(c) Notwithstanding the provisions of subsection (b) of this Code section and any other provision of law which might be construed to the contrary, in professional malpractice actions, the opinions of an expert, who is otherwise qualified as to the acceptable standard of conduct of the professional whose conduct is at issue, shall be admissible only if, at the time the act or omission is alleged to have occurred, such expert:
(1) Was licensed by an appropriate regulatory agency to practice his or her profession in the state in which such expert was practicing or teaching in the profession at such time; and
(2) In the case of a medical malpractice action, had actual professional knowledge and experience in the area of practice or specialty in which the opinion is to be given as the result of having been regularly engaged in:
(A) The active practice of such area of specialty of his or her profession for at least three of the last five years, with sufficient frequency to establish an appropriate level of knowledge, as determined by the judge, in performing the procedure, diagnosing the condition, or rendering the treatment which is alleged to have been performed or rendered negligently by the defendant whose conduct is at issue; or
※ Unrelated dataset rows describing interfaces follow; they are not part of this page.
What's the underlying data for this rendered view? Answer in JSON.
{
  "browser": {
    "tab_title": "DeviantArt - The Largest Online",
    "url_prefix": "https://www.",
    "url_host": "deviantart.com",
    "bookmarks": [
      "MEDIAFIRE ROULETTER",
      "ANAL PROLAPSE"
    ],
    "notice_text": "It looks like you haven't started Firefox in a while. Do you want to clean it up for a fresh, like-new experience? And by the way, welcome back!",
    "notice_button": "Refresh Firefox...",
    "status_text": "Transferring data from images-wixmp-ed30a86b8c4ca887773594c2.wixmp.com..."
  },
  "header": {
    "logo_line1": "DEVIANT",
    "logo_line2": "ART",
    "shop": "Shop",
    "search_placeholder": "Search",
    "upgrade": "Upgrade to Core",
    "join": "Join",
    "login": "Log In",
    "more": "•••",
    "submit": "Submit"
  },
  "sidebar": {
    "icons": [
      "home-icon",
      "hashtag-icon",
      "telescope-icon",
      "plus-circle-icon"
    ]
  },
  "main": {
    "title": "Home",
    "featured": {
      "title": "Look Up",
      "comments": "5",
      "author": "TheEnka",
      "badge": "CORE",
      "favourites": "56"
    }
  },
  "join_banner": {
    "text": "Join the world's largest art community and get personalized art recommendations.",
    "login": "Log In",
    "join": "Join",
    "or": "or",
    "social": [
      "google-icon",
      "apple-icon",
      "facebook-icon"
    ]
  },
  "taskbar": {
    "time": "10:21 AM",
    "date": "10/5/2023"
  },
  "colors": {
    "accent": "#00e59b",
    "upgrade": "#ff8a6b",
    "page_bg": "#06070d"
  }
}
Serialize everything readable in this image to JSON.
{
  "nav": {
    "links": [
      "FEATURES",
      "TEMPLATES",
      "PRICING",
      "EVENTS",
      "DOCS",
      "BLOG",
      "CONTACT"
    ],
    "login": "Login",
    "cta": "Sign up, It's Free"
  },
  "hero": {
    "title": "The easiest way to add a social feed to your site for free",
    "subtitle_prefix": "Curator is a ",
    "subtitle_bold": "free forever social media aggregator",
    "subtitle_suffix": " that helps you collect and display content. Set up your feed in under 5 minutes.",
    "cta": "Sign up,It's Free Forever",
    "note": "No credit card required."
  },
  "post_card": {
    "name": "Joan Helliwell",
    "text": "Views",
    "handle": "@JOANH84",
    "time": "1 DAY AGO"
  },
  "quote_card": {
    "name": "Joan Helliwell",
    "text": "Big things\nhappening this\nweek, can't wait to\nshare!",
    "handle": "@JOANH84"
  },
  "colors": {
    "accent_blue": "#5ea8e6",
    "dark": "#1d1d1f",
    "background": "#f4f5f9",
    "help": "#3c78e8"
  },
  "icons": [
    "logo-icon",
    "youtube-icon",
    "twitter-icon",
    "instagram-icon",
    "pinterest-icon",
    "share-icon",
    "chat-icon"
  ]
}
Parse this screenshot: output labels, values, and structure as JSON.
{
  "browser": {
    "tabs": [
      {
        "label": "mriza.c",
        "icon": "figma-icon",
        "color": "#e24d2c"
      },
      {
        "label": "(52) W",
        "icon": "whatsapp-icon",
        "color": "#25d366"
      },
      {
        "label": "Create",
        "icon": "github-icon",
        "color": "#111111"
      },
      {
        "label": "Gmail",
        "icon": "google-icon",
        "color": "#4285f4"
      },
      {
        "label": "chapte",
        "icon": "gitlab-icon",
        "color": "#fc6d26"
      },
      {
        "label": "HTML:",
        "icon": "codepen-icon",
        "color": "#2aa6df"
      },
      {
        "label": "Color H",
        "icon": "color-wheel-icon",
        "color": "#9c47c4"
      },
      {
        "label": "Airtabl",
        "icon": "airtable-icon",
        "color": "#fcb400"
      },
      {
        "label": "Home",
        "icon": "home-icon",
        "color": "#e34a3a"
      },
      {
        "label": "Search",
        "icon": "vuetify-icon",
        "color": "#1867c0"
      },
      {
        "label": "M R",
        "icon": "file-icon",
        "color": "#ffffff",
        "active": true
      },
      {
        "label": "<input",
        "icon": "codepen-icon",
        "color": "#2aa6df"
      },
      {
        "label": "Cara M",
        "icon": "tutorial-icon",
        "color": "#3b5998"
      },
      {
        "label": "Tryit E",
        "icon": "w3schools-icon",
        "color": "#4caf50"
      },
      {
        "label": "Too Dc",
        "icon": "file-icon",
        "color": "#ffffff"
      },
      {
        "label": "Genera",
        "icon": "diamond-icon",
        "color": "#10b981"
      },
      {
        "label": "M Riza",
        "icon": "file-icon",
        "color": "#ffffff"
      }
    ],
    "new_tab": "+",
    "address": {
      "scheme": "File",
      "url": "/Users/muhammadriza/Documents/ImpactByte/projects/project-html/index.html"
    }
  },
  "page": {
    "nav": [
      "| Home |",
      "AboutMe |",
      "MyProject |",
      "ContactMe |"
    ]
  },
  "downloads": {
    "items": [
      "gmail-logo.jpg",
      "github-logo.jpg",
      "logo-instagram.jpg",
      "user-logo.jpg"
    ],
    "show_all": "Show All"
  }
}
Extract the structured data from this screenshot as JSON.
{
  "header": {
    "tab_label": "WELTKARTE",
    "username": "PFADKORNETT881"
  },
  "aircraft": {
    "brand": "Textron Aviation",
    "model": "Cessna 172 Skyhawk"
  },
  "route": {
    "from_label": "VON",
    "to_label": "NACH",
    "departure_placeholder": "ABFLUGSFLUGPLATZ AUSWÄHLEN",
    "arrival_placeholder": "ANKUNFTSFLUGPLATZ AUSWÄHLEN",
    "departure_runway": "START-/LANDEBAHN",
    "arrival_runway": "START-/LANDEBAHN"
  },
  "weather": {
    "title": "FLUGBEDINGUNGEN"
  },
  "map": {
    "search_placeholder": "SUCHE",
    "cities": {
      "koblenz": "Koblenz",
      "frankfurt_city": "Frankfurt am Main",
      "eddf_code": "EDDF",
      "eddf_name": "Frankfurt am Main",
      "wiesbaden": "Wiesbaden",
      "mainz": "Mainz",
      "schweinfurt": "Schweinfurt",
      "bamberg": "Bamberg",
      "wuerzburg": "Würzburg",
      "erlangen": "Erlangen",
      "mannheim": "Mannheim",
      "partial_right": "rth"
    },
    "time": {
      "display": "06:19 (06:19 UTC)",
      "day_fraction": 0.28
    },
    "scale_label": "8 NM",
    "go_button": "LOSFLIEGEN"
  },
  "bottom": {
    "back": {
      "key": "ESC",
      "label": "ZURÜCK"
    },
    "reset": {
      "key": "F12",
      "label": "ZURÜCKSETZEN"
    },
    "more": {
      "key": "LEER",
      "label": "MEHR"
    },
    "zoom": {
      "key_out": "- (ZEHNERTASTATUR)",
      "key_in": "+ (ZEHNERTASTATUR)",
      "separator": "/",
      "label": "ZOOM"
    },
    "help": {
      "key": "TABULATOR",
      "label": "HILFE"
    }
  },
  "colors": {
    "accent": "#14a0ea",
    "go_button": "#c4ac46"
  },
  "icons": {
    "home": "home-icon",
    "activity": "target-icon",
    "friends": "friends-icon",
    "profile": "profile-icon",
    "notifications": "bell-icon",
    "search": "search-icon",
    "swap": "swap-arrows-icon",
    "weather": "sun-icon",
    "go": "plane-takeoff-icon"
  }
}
(B) The teaching of his or her profession for at least three of the last five years as an employed member of the faculty of an educational institution accredited in the teaching of such profession, with sufficient frequency to establish an appropriate level of knowledge, as determined by the judge, in teaching others how to perform the procedure, diagnose the condition, or render the treatment which is alleged to have been performed or rendered negligently by the defendant whose conduct is at issue; and
(C) Except as provided in subparagraph (D) of this paragraph:
(i) Is a member of the same profession;
(ii) Is a medical doctor testifying as to the standard of care of a defendant who is a doctor of osteopathy; or
(iii) Is a doctor of osteopathy testifying as to the standard of care of a defendant who is a medical doctor; and
(D) Notwithstanding any other provision of this Code section, an expert who is a physician and, as a result of having, during at least three of the last five years immediately preceding the time the act or omission is alleged to have occurred, supervised, taught, or instructed nurses, nurse practitioners, certified registered nurse anesthetists, nurse midwives, physician's assistants, physical therapists, occupational therapists, or medical support staff, has knowledge of the standard of care of that health care provider under the circumstances at issue shall be competent to testify as to the standard of that health care provider. However, a nurse, nurse practitioner, certified registered nurse anesthetist, nurse midwife, physician's assistant, physical therapist, occupational therapist, or medical support staff shall not be competent to testify as to the standard of care of a physician.
(d) Upon motion of a party, the court may hold a pretrial hearing to determine whether the witness qualifies as an expert and whether the expert's testimony satisfies the requirements of subsections (a) and (b) of this Code section. Such hearing and ruling shall be completed no later than the final pretrial conference contemplated under Code Section 9-11-16.
(e) An affiant must meet the requirements of this Code section in order to be deemed qualified to testify as an expert by means of the affidavit required under Code Section 9-11-9.1.
(f) It is the intent of the legislature that, in all civil cases, the courts of the State of Georgia not be viewed as open to expert evidence that would not be admissible in other states. Therefore, in interpreting and applying this Code section, the courts of this state may draw from the opinions of the United States Supreme Court in Daubert v. Merrell Dow Pharmaceuticals, Inc., 509 U.S. 579 (1993); General Electric Co. v. Joiner, 522 U.S. 136 (1997); Kumho Tire Co. Ltd. v. Carmichael, 526 U.S. 137 (1999); and other cases in federal courts applying the standards announced by the United States Supreme Court in these cases.